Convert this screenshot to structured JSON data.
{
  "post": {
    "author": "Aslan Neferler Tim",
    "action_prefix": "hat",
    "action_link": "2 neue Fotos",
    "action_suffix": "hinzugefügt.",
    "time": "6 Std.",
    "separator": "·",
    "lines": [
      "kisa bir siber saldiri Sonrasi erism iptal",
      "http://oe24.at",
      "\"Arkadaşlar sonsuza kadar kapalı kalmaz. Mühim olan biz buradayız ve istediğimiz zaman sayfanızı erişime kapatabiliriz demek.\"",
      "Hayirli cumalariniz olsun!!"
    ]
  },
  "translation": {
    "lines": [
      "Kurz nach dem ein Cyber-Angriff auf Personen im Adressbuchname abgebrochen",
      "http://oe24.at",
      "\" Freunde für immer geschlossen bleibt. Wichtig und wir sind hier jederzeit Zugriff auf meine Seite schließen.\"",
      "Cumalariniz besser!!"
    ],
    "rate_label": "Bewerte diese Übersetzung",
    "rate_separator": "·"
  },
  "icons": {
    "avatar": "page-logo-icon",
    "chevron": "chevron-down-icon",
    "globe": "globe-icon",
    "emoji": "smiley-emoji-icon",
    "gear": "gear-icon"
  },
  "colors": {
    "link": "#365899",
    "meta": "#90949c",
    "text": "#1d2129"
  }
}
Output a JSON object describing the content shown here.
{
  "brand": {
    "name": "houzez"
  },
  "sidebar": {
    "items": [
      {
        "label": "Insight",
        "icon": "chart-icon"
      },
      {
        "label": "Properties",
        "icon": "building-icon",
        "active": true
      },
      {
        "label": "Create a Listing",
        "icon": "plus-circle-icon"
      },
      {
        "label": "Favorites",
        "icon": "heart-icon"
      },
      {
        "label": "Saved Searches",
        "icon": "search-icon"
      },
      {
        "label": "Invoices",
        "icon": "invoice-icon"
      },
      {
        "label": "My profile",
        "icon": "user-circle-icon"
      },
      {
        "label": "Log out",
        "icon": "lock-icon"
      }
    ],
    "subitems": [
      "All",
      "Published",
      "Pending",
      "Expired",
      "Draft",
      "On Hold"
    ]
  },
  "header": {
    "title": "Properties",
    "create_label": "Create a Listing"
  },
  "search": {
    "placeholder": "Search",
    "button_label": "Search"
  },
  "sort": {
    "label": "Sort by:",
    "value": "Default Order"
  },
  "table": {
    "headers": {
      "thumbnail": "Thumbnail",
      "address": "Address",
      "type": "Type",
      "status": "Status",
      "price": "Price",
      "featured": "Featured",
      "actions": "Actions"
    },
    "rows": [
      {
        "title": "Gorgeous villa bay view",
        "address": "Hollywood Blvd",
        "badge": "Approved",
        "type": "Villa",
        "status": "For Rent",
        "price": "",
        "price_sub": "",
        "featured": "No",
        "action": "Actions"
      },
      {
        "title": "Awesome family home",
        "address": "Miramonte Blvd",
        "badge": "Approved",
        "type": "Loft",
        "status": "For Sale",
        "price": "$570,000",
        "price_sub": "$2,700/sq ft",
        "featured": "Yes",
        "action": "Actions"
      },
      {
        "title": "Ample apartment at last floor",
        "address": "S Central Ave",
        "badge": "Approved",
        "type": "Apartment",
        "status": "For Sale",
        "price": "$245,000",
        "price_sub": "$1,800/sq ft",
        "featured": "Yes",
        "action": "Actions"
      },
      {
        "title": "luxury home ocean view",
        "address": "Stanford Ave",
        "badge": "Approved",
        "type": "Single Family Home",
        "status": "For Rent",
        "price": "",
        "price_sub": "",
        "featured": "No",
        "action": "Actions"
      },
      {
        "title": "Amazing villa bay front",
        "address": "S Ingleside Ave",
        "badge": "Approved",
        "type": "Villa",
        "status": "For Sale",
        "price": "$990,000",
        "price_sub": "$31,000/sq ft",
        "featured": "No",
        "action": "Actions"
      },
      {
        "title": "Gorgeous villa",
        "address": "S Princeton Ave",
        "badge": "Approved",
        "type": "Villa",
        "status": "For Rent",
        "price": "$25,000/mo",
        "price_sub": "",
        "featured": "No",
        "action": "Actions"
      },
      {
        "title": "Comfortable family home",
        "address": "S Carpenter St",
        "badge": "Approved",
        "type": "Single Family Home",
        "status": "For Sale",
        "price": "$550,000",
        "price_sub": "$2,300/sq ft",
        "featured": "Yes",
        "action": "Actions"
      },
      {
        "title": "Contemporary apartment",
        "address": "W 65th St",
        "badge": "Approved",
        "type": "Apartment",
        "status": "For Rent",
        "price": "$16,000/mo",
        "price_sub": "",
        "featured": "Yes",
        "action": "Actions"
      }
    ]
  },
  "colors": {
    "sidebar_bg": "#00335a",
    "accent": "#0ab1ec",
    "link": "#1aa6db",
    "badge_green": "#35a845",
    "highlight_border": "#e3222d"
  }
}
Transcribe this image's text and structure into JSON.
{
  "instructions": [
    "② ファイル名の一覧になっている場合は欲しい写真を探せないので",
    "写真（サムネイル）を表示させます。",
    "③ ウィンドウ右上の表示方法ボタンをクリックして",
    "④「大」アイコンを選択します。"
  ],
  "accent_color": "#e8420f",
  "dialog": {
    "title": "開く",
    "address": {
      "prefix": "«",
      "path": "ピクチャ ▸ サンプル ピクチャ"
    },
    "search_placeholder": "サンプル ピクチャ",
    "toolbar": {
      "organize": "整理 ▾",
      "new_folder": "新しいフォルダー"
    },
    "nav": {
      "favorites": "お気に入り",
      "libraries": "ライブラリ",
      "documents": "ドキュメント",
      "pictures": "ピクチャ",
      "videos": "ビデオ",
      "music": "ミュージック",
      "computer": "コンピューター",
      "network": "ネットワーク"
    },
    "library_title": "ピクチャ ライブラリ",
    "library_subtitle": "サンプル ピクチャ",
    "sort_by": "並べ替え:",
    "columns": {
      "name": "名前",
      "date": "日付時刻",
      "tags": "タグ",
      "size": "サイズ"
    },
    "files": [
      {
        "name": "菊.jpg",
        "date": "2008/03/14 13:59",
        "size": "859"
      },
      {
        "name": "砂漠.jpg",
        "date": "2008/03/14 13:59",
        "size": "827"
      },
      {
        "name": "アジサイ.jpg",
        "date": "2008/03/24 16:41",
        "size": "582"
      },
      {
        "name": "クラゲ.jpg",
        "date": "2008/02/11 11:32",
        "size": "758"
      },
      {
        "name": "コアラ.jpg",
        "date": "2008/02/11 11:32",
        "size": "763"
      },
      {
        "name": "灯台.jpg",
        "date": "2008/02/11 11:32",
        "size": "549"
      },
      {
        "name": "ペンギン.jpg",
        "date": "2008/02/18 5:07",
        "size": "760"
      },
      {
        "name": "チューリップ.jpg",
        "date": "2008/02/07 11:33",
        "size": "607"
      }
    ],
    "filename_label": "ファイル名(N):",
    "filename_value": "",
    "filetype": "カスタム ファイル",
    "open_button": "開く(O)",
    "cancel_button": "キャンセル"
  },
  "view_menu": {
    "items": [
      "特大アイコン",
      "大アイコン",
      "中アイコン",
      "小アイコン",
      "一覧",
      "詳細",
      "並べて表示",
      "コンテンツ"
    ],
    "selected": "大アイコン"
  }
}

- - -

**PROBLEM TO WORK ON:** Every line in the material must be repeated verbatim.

**RESULT OF THIS EXERCISE:**
Convert this screenshot to structured JSON data.
{
  "post": {
    "author": "Aslan Neferler Tim",
    "action_prefix": "hat",
    "action_link": "2 neue Fotos",
    "action_suffix": "hinzugefügt.",
    "time": "6 Std.",
    "separator": "·",
    "lines": [
      "kisa bir siber saldiri Sonrasi erism iptal",
      "http://oe24.at",
      "\"Arkadaşlar sonsuza kadar kapalı kalmaz. Mühim olan biz buradayız ve istediğimiz zaman sayfanızı erişime kapatabiliriz demek.\"",
      "Hayirli cumalariniz olsun!!"
    ]
  },
  "translation": {
    "lines": [
      "Kurz nach dem ein Cyber-Angriff auf Personen im Adressbuchname abgebrochen",
      "http://oe24.at",
      "\" Freunde für immer geschlossen bleibt. Wichtig und wir sind hier jederzeit Zugriff auf meine Seite schließen.\"",
      "Cumalariniz besser!!"
    ],
    "rate_label": "Bewerte diese Übersetzung",
    "rate_separator": "·"
  },
  "icons": {
    "avatar": "page-logo-icon",
    "chevron": "chevron-down-icon",
    "globe": "globe-icon",
    "emoji": "smiley-emoji-icon",
    "gear": "gear-icon"
  },
  "colors": {
    "link": "#365899",
    "meta": "#90949c",
    "text": "#1d2129"
  }
}
Output a JSON object describing the content shown here.
{
  "brand": {
    "name": "houzez"
  },
  "sidebar": {
    "items": [
      {
        "label": "Insight",
        "icon": "chart-icon"
      },
      {
        "label": "Properties",
        "icon": "building-icon",
        "active": true
      },
      {
        "label": "Create a Listing",
        "icon": "plus-circle-icon"
      },
      {
        "label": "Favorites",
        "icon": "heart-icon"
      },
      {
        "label": "Saved Searches",
        "icon": "search-icon"
      },
      {
        "label": "Invoices",
        "icon": "invoice-icon"
      },
      {
        "label": "My profile",
        "icon": "user-circle-icon"
      },
      {
        "label": "Log out",
        "icon": "lock-icon"
      }
    ],
    "subitems": [
      "All",
      "Published",
      "Pending",
      "Expired",
      "Draft",
      "On Hold"
    ]
  },
  "header": {
    "title": "Properties",
    "create_label": "Create a Listing"
  },
  "search": {
    "placeholder": "Search",
    "button_label": "Search"
  },
  "sort": {
    "label": "Sort by:",
    "value": "Default Order"
  },
  "table": {
    "headers": {
      "thumbnail": "Thumbnail",
      "address": "Address",
      "type": "Type",
      "status": "Status",
      "price": "Price",
      "featured": "Featured",
      "actions": "Actions"
    },
    "rows": [
      {
        "title": "Gorgeous villa bay view",
        "address": "Hollywood Blvd",
        "badge": "Approved",
        "type": "Villa",
        "status": "For Rent",
        "price": "",
        "price_sub": "",
        "featured": "No",
        "action": "Actions"
      },
      {
        "title": "Awesome family home",
        "address": "Miramonte Blvd",
        "badge": "Approved",
        "type": "Loft",
        "status": "For Sale",
        "price": "$570,000",
        "price_sub": "$2,700/sq ft",
        "featured": "Yes",
        "action": "Actions"
      },
      {
        "title": "Ample apartment at last floor",
        "address": "S Central Ave",
        "badge": "Approved",
        "type": "Apartment",
        "status": "For Sale",
        "price": "$245,000",
        "price_sub": "$1,800/sq ft",
        "featured": "Yes",
        "action": "Actions"
      },
      {
        "title": "luxury home ocean view",
        "address": "Stanford Ave",
        "badge": "Approved",
        "type": "Single Family Home",
        "status": "For Rent",
        "price": "",
        "price_sub": "",
        "featured": "No",
        "action": "Actions"
      },
      {
        "title": "Amazing villa bay front",
        "address": "S Ingleside Ave",
        "badge": "Approved",
        "type": "Villa",
        "status": "For Sale",
        "price": "$990,000",
        "price_sub": "$31,000/sq ft",
        "featured": "No",
        "action": "Actions"
      },
      {
        "title": "Gorgeous villa",
        "address": "S Princeton Ave",
        "badge": "Approved",
        "type": "Villa",
        "status": "For Rent",
        "price": "$25,000/mo",
        "price_sub": "",
        "featured": "No",
        "action": "Actions"
      },
      {
        "title": "Comfortable family home",
        "address": "S Carpenter St",
        "badge": "Approved",
        "type": "Single Family Home",
        "status": "For Sale",
        "price": "$550,000",
        "price_sub": "$2,300/sq ft",
        "featured": "Yes",
        "action": "Actions"
      },
      {
        "title": "Contemporary apartment",
        "address": "W 65th St",
        "badge": "Approved",
        "type": "Apartment",
        "status": "For Rent",
        "price": "$16,000/mo",
        "price_sub": "",
        "featured": "Yes",
        "action": "Actions"
      }
    ]
  },
  "colors": {
    "sidebar_bg": "#00335a",
    "accent": "#0ab1ec",
    "link": "#1aa6db",
    "badge_green": "#35a845",
    "highlight_border": "#e3222d"
  }
}
Transcribe this image's text and structure into JSON.
{
  "instructions": [
    "② ファイル名の一覧になっている場合は欲しい写真を探せないので",
    "写真（サムネイル）を表示させます。",
    "③ ウィンドウ右上の表示方法ボタンをクリックして",
    "④「大」アイコンを選択します。"
  ],
  "accent_color": "#e8420f",
  "dialog": {
    "title": "開く",
    "address": {
      "prefix": "«",
      "path": "ピクチャ ▸ サンプル ピクチャ"
    },
    "search_placeholder": "サンプル ピクチャ",
    "toolbar": {
      "organize": "整理 ▾",
      "new_folder": "新しいフォルダー"
    },
    "nav": {
      "favorites": "お気に入り",
      "libraries": "ライブラリ",
      "documents": "ドキュメント",
      "pictures": "ピクチャ",
      "videos": "ビデオ",
      "music": "ミュージック",
      "computer": "コンピューター",
      "network": "ネットワーク"
    },
    "library_title": "ピクチャ ライブラリ",
    "library_subtitle": "サンプル ピクチャ",
    "sort_by": "並べ替え:",
    "columns": {
      "name": "名前",
      "date": "日付時刻",
      "tags": "タグ",
      "size": "サイズ"
    },
    "files": [
      {
        "name": "菊.jpg",
        "date": "2008/03/14 13:59",
        "size": "859"
      },
      {
        "name": "砂漠.jpg",
        "date": "2008/03/14 13:59",
        "size": "827"
      },
      {
        "name": "アジサイ.jpg",
        "date": "2008/03/24 16:41",
        "size": "582"
      },
      {
        "name": "クラゲ.jpg",
        "date": "2008/02/11 11:32",
        "size": "758"
      },
      {
        "name": "コアラ.jpg",
        "date": "2008/02/11 11:32",
        "size": "763"
      },
      {
        "name": "灯台.jpg",
        "date": "2008/02/11 11:32",
        "size": "549"
      },
      {
        "name": "ペンギン.jpg",
        "date": "2008/02/18 5:07",
        "size": "760"
      },
      {
        "name": "チューリップ.jpg",
        "date": "2008/02/07 11:33",
        "size": "607"
      }
    ],
    "filename_label": "ファイル名(N):",
    "filename_value": "",
    "filetype": "カスタム ファイル",
    "open_button": "開く(O)",
    "cancel_button": "キャンセル"
  },
  "view_menu": {
    "items": [
      "特大アイコン",
      "大アイコン",
      "中アイコン",
      "小アイコン",
      "一覧",
      "詳細",
      "並べて表示",
      "コンテンツ"
    ],
    "selected": "大アイコン"
  }
}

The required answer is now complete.